At the core of Wise’s lecture was problematic historical memory, which he cites as the root of America’s divide. There are recurring themes and problems embedded throughout history, he explained, yet America keeps trying to “reinvent the wheel” rather than acknowledge the original problems. Drawing on Donald Trump’s 2016 presidential slogan – “Make America Great Again” – and its now infamous red hats, Wise heavily critiqued the catchphrase alongside the current political administration. He stated that “America was never great for millions of people,” and cited some of the minority groups who have suffered under Trump’s presidency, including people of color, women and the LGBTQ+ community. The slogan, according to Wise, ultimately demands a lack of historical memory. “It doesn’t necessarily require that you be a racist if you rock that hat, but it definitely requires that you have an indifference to the lived experience of millions of your fellow countrymen and women,” he said. “And that is just as much of a problem – indifference to the suffering of millions of people is almost as bad as actually committing the act. It’s collaboration with injustice, but a lack of historical memory makes it hard for us to understand that.”

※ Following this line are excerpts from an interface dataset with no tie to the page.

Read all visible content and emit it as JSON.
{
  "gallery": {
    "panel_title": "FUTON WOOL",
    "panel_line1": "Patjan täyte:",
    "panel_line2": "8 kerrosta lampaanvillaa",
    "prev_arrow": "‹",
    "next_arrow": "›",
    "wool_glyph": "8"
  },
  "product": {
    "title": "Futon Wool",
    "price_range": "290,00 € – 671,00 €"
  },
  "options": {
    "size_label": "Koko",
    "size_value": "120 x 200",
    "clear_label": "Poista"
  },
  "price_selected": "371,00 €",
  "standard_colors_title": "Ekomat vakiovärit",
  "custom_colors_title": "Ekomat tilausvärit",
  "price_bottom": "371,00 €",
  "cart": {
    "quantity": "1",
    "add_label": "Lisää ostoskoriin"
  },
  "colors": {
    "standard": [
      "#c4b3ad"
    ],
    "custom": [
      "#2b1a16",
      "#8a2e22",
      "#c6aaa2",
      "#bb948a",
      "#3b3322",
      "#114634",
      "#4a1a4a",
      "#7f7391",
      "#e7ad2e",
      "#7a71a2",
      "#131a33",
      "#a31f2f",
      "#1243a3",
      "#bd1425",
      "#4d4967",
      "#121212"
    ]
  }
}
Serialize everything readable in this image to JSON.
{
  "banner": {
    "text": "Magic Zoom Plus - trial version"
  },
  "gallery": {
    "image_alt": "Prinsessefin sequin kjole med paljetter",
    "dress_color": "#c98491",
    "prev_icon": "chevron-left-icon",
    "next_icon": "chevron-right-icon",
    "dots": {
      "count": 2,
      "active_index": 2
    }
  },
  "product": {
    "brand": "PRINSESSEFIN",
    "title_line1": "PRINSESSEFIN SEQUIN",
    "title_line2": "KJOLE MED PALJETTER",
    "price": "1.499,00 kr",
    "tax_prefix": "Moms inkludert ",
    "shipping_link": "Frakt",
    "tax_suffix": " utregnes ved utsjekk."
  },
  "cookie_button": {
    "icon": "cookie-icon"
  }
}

I spoke with English professor Dr. Keith Wilhite, who shared some of his takeaways from Wise’s lecture. “I was most struck by the emphasis on white America’s historical amnesia when it comes to discrimination and racism in this country,” Wilhite said, “not only in terms of a failure to reckon with that history, but a tendency to relegate racial discrimination, racist violence and white nationalism to some distant, long ago past.”

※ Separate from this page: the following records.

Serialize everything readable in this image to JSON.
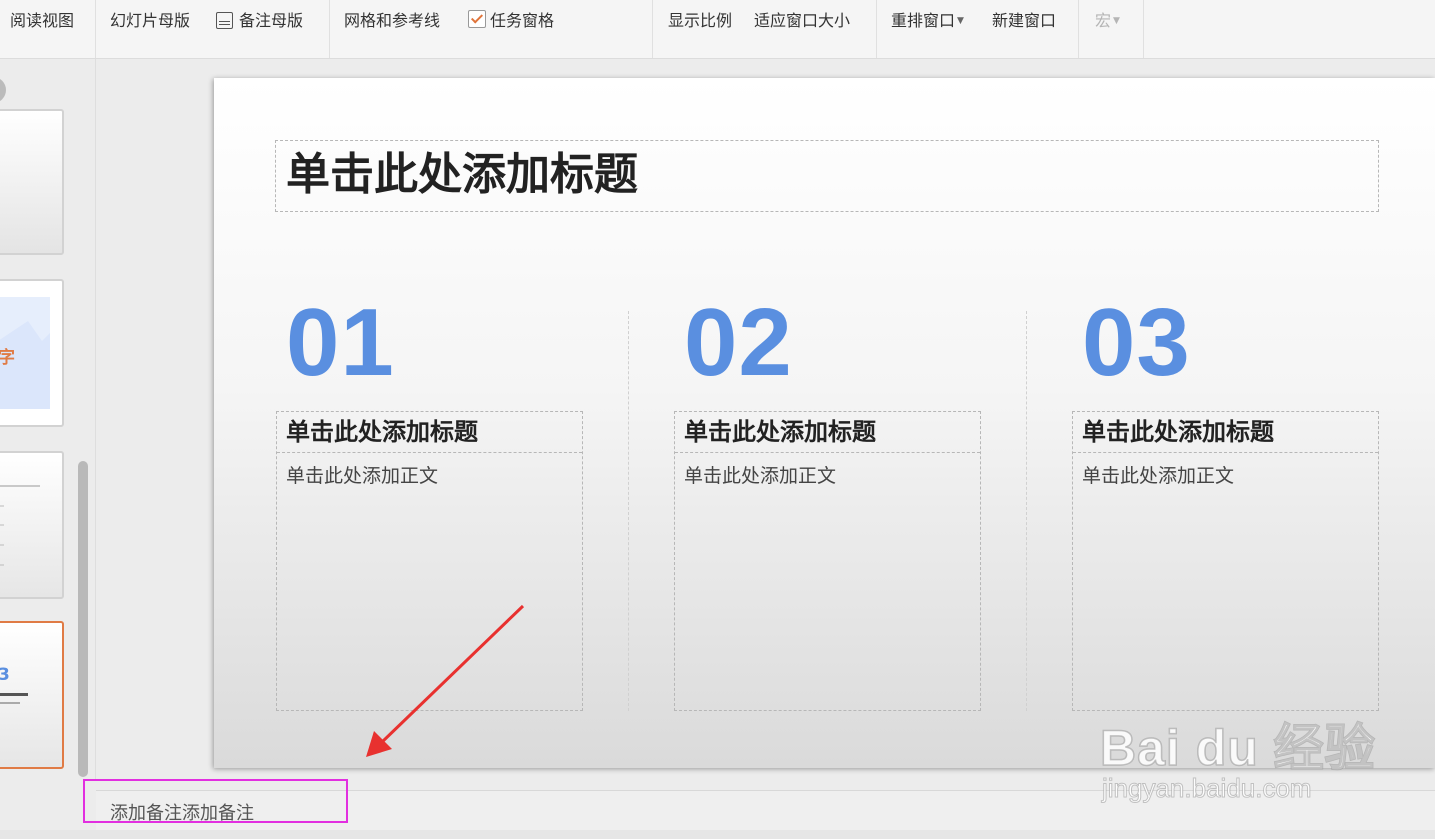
{
  "toolbar": {
    "reading_view": "阅读视图",
    "slide_master": "幻灯片母版",
    "notes_master": "备注母版",
    "grid_guides": "网格和参考线",
    "task_pane": "任务窗格",
    "zoom": "显示比例",
    "fit_window": "适应窗口大小",
    "arrange_windows": "重排窗口",
    "new_window": "新建窗口",
    "macro": "宏"
  },
  "thumbnails": {
    "thumb2_text": "字",
    "thumb4_number": "3"
  },
  "slide": {
    "title": "单击此处添加标题",
    "columns": [
      {
        "number": "01",
        "title": "单击此处添加标题",
        "body": "单击此处添加正文"
      },
      {
        "number": "02",
        "title": "单击此处添加标题",
        "body": "单击此处添加正文"
      },
      {
        "number": "03",
        "title": "单击此处添加标题",
        "body": "单击此处添加正文"
      }
    ]
  },
  "notes": {
    "text": "添加备注添加备注"
  },
  "watermark": {
    "logo": "Bai du 经验",
    "url": "jingyan.baidu.com"
  },
  "colors": {
    "accent_number": "#5a8fe0",
    "highlight_box": "#e22fe0",
    "arrow": "#e8312f",
    "active_thumb": "#e07b45"
  }
}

Wise utilized his sentiments on the current political administration to segue into historical examples of systemic racism and its structures, explaining how the system of policing was born from slavery. After joking that the statute of limitations had expired, Wise shared a personal anecdote from his college years during which he was pulled over for exceeding thirteen miles per hour over the speed limit in a small Texas town. Unbeknownst to the cop who pulled him over, Wise also harbored an arsenal of narcotics in his briefcase and a fake ID in his wallet. The cop eventually let him go with only a ticket, though Wise admitted he should have been arrested on the presence of a clearly fake license, let alone for possession with intent to distribute. “Moral of the story: if you think that encounter would have gone down like that had I been black or brown, thirteen miles an hour over the speed limit in Gonzales, Texas in 1988 or next week, you are not paying attention. I don’t mean to this lecture, I mean to life in general in this country,” he said emphatically, drawing strong applause from the crowd.

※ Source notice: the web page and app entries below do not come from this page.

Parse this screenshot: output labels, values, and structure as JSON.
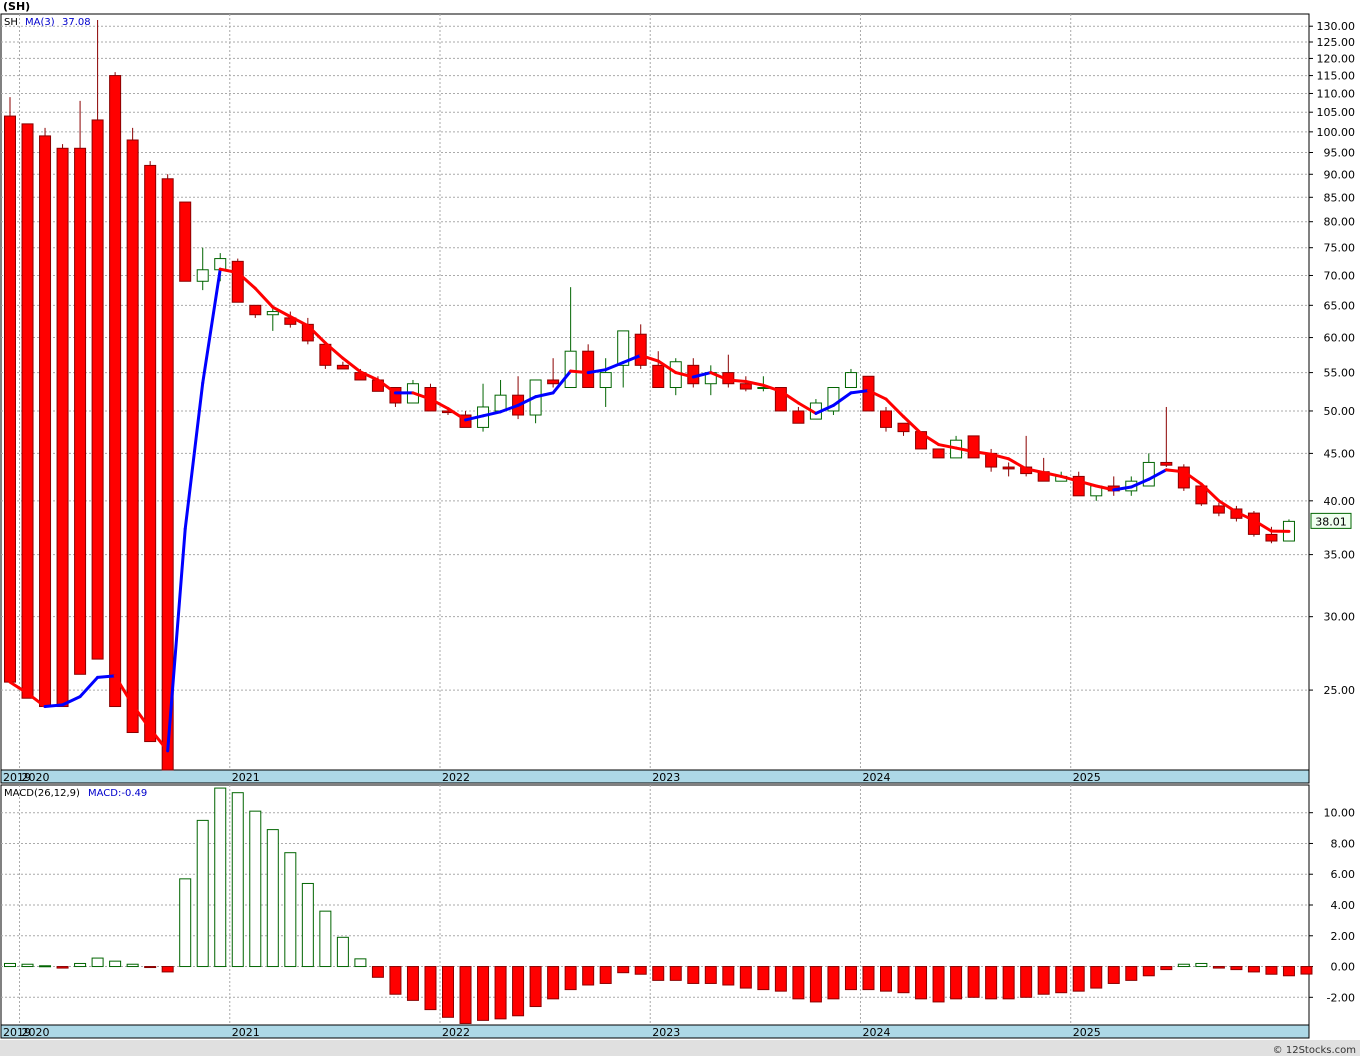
{
  "title": "(SH)",
  "watermark": "© 12Stocks.com",
  "chart_data": [
    {
      "type": "candlestick",
      "interval": "monthly",
      "symbol_label": "SH",
      "ma_label": "MA(3)",
      "ma_value": "37.08",
      "last_price": "38.01",
      "y_scale": "log",
      "ylim": [
        20.5,
        134
      ],
      "y_ticks": [
        "130.00",
        "125.00",
        "120.00",
        "115.00",
        "110.00",
        "105.00",
        "100.00",
        "95.00",
        "90.00",
        "85.00",
        "80.00",
        "75.00",
        "70.00",
        "65.00",
        "60.00",
        "55.00",
        "50.00",
        "45.00",
        "40.00",
        "35.00",
        "30.00",
        "25.00"
      ],
      "x_labels": [
        "2019",
        "2020",
        "2021",
        "2022",
        "2023",
        "2024",
        "2025"
      ],
      "grid": true,
      "colors": {
        "up": "#ffffff",
        "up_border": "#006400",
        "down": "#ff0000",
        "down_border": "#8b0000",
        "ma_up": "#0000ff",
        "ma_down": "#ff0000"
      },
      "candles": [
        {
          "o": 104,
          "h": 109,
          "l": 25.5,
          "c": 25.5
        },
        {
          "o": 102,
          "h": 102,
          "l": 24.5,
          "c": 24.5
        },
        {
          "o": 99,
          "h": 101,
          "l": 24,
          "c": 24
        },
        {
          "o": 96,
          "h": 97,
          "l": 24,
          "c": 24
        },
        {
          "o": 96,
          "h": 108,
          "l": 26,
          "c": 26
        },
        {
          "o": 103,
          "h": 132,
          "l": 27,
          "c": 27
        },
        {
          "o": 115,
          "h": 116,
          "l": 24,
          "c": 24
        },
        {
          "o": 98,
          "h": 101,
          "l": 22.5,
          "c": 22.5
        },
        {
          "o": 92,
          "h": 93,
          "l": 22,
          "c": 22
        },
        {
          "o": 89,
          "h": 90,
          "l": 20.5,
          "c": 20.5
        },
        {
          "o": 84,
          "h": 84,
          "l": 69,
          "c": 69
        },
        {
          "o": 69,
          "h": 75,
          "l": 67.5,
          "c": 71
        },
        {
          "o": 71,
          "h": 74,
          "l": 69,
          "c": 73
        },
        {
          "o": 72.5,
          "h": 73,
          "l": 65.5,
          "c": 65.5
        },
        {
          "o": 65,
          "h": 65,
          "l": 63,
          "c": 63.5
        },
        {
          "o": 63.5,
          "h": 65,
          "l": 61,
          "c": 64
        },
        {
          "o": 63,
          "h": 64,
          "l": 61.5,
          "c": 62
        },
        {
          "o": 62,
          "h": 63,
          "l": 59,
          "c": 59.5
        },
        {
          "o": 59,
          "h": 59,
          "l": 55.5,
          "c": 56
        },
        {
          "o": 56,
          "h": 56.5,
          "l": 55.5,
          "c": 55.5
        },
        {
          "o": 55,
          "h": 55.5,
          "l": 54,
          "c": 54
        },
        {
          "o": 54,
          "h": 54.5,
          "l": 52.5,
          "c": 52.5
        },
        {
          "o": 53,
          "h": 53,
          "l": 50.5,
          "c": 51
        },
        {
          "o": 51,
          "h": 54,
          "l": 51,
          "c": 53.5
        },
        {
          "o": 53,
          "h": 53.5,
          "l": 50,
          "c": 50
        },
        {
          "o": 50,
          "h": 50.5,
          "l": 49.5,
          "c": 49.8
        },
        {
          "o": 49.5,
          "h": 50,
          "l": 48,
          "c": 48
        },
        {
          "o": 48,
          "h": 53.5,
          "l": 47.5,
          "c": 50.5
        },
        {
          "o": 50,
          "h": 54,
          "l": 50,
          "c": 52
        },
        {
          "o": 52,
          "h": 54.5,
          "l": 49,
          "c": 49.5
        },
        {
          "o": 49.5,
          "h": 54,
          "l": 48.5,
          "c": 54
        },
        {
          "o": 54,
          "h": 57,
          "l": 53,
          "c": 53.5
        },
        {
          "o": 53,
          "h": 68,
          "l": 53,
          "c": 58
        },
        {
          "o": 58,
          "h": 59,
          "l": 53,
          "c": 53
        },
        {
          "o": 53,
          "h": 57,
          "l": 50.5,
          "c": 55
        },
        {
          "o": 56,
          "h": 61,
          "l": 53,
          "c": 61
        },
        {
          "o": 60.5,
          "h": 62,
          "l": 55.5,
          "c": 56
        },
        {
          "o": 56,
          "h": 58,
          "l": 53,
          "c": 53
        },
        {
          "o": 53,
          "h": 57,
          "l": 52,
          "c": 56.5
        },
        {
          "o": 56,
          "h": 57,
          "l": 53,
          "c": 53.5
        },
        {
          "o": 53.5,
          "h": 56,
          "l": 52,
          "c": 55
        },
        {
          "o": 55,
          "h": 57.5,
          "l": 53,
          "c": 53.5
        },
        {
          "o": 53.5,
          "h": 54.5,
          "l": 52.5,
          "c": 52.8
        },
        {
          "o": 53,
          "h": 54.5,
          "l": 52.5,
          "c": 53
        },
        {
          "o": 53,
          "h": 53,
          "l": 50,
          "c": 50
        },
        {
          "o": 50,
          "h": 50.5,
          "l": 48.5,
          "c": 48.5
        },
        {
          "o": 49,
          "h": 51.5,
          "l": 49,
          "c": 51
        },
        {
          "o": 50,
          "h": 53,
          "l": 49.5,
          "c": 53
        },
        {
          "o": 53,
          "h": 55.5,
          "l": 53,
          "c": 55
        },
        {
          "o": 54.5,
          "h": 54.5,
          "l": 50,
          "c": 50
        },
        {
          "o": 50,
          "h": 50.5,
          "l": 47.5,
          "c": 48
        },
        {
          "o": 48.5,
          "h": 48.5,
          "l": 47,
          "c": 47.5
        },
        {
          "o": 47.5,
          "h": 47.5,
          "l": 45.5,
          "c": 45.5
        },
        {
          "o": 45.5,
          "h": 45.5,
          "l": 44.5,
          "c": 44.5
        },
        {
          "o": 44.5,
          "h": 47,
          "l": 44.5,
          "c": 46.5
        },
        {
          "o": 47,
          "h": 47,
          "l": 44.5,
          "c": 44.5
        },
        {
          "o": 45,
          "h": 45.5,
          "l": 43,
          "c": 43.5
        },
        {
          "o": 43.5,
          "h": 44,
          "l": 42.5,
          "c": 43.3
        },
        {
          "o": 43.5,
          "h": 47,
          "l": 42.5,
          "c": 42.8
        },
        {
          "o": 43,
          "h": 44.5,
          "l": 42,
          "c": 42
        },
        {
          "o": 42,
          "h": 43,
          "l": 42,
          "c": 42.5
        },
        {
          "o": 42.5,
          "h": 43,
          "l": 40.5,
          "c": 40.5
        },
        {
          "o": 40.5,
          "h": 41.5,
          "l": 40,
          "c": 41.5
        },
        {
          "o": 41.5,
          "h": 42.5,
          "l": 40.5,
          "c": 41
        },
        {
          "o": 41,
          "h": 42.5,
          "l": 40.5,
          "c": 42
        },
        {
          "o": 41.5,
          "h": 45,
          "l": 41.5,
          "c": 44
        },
        {
          "o": 44,
          "h": 50.5,
          "l": 43.5,
          "c": 43.7
        },
        {
          "o": 43.5,
          "h": 43.8,
          "l": 41,
          "c": 41.3
        },
        {
          "o": 41.5,
          "h": 41.8,
          "l": 39.5,
          "c": 39.7
        },
        {
          "o": 39.5,
          "h": 39.8,
          "l": 38.5,
          "c": 38.8
        },
        {
          "o": 39.2,
          "h": 39.5,
          "l": 38,
          "c": 38.3
        },
        {
          "o": 38.8,
          "h": 39,
          "l": 36.6,
          "c": 36.8
        },
        {
          "o": 36.8,
          "h": 37.5,
          "l": 36,
          "c": 36.2
        },
        {
          "o": 36.2,
          "h": 38.2,
          "l": 36.2,
          "c": 38.01
        }
      ],
      "ma": [
        25.5,
        24.8,
        24,
        24.1,
        24.6,
        25.8,
        25.9,
        24.1,
        22.7,
        21.5,
        37.3,
        53.6,
        71.1,
        70.5,
        67.8,
        64.7,
        63.2,
        61.8,
        59.2,
        57,
        55.1,
        54,
        52.3,
        52.3,
        51.5,
        50.3,
        48.9,
        49.4,
        49.9,
        50.7,
        51.8,
        52.3,
        55.2,
        55,
        55.4,
        56.4,
        57.4,
        56.6,
        55,
        54.4,
        55,
        54,
        53.8,
        53.3,
        52.5,
        51,
        49.7,
        50.7,
        52.3,
        52.6,
        51.5,
        49.3,
        47.3,
        46,
        45.6,
        45.2,
        44.9,
        44.4,
        43.3,
        42.9,
        42.5,
        42,
        41.5,
        41.1,
        41.4,
        42.2,
        43.2,
        43,
        41.7,
        40,
        38.9,
        38.1,
        37.1,
        37.08
      ],
      "x_label_index": [
        0,
        1,
        13,
        25,
        37,
        49,
        61
      ]
    },
    {
      "type": "bar",
      "label": "MACD(26,12,9)",
      "value_label": "MACD:-0.49",
      "ylim": [
        -3.8,
        11.8
      ],
      "y_ticks": [
        "10.00",
        "8.00",
        "6.00",
        "4.00",
        "2.00",
        "0.00",
        "-2.00"
      ],
      "x_labels": [
        "2019",
        "2020",
        "2021",
        "2022",
        "2023",
        "2024",
        "2025"
      ],
      "colors": {
        "positive_border": "#006400",
        "positive_fill": "#ffffff",
        "negative": "#ff0000",
        "negative_border": "#8b0000"
      },
      "values": [
        0.2,
        0.15,
        0.05,
        -0.1,
        0.2,
        0.55,
        0.35,
        0.15,
        -0.05,
        -0.35,
        5.7,
        9.5,
        11.6,
        11.3,
        10.1,
        8.9,
        7.4,
        5.4,
        3.6,
        1.9,
        0.5,
        -0.7,
        -1.8,
        -2.2,
        -2.8,
        -3.3,
        -3.7,
        -3.5,
        -3.4,
        -3.2,
        -2.6,
        -2.1,
        -1.5,
        -1.2,
        -1.1,
        -0.4,
        -0.5,
        -0.9,
        -0.9,
        -1.1,
        -1.1,
        -1.2,
        -1.4,
        -1.5,
        -1.6,
        -2.1,
        -2.3,
        -2.1,
        -1.5,
        -1.5,
        -1.6,
        -1.7,
        -2.1,
        -2.3,
        -2.1,
        -2.0,
        -2.1,
        -2.1,
        -2.0,
        -1.8,
        -1.7,
        -1.6,
        -1.4,
        -1.1,
        -0.9,
        -0.6,
        -0.2,
        0.15,
        0.2,
        -0.1,
        -0.2,
        -0.35,
        -0.5,
        -0.6,
        -0.49
      ]
    }
  ]
}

During the Q&A portion of the lecture, a student posed a question to Wise about how faculty should handle the topic of white privilege in the classrooms, adding that some professors often shut down in the presence of uncomfortable topics. White privilege has been a prominent topic at Siena since the article, “White Privilege: Injustice Does Not Fix Injustice,” was published in a 2017 issue of The Promethean. The opinion article questioned the existence and validity of white privilege, which fostered widespread, polarizing discussion across campus. Wise emphasized the importance of engaging each other in uncomfortable but civil conversation, as well as recognizing the various forms of one’s own privilege. Dr. Wilhite praised Wise’s handling of white privilege topic during the Q&A. “I was also impressed with the way Wise addressed the issue of privilege. To deny white privilege, is, in effect, to deny the experiences of people of color, to suggest that, as a white person, you somehow have a better understanding of what life is like for a racial minority in this country,” Wilhite said. “But there was also a glimmer of hope in his message: if people can begin to acknowledge the privilege they hold, perhaps we can begin to engage in more honest conversations about race.”

The Martin Luther King Jr. & Coretta Scott King Lecture Series on Race and Nonviolent Social Change is co-sponsored by The Times Union, the Center for Academic Community Engagement, the Damietta Cross-Cultural Center, the Diversity Action Committee, and the Greyfriar Living Literature Series.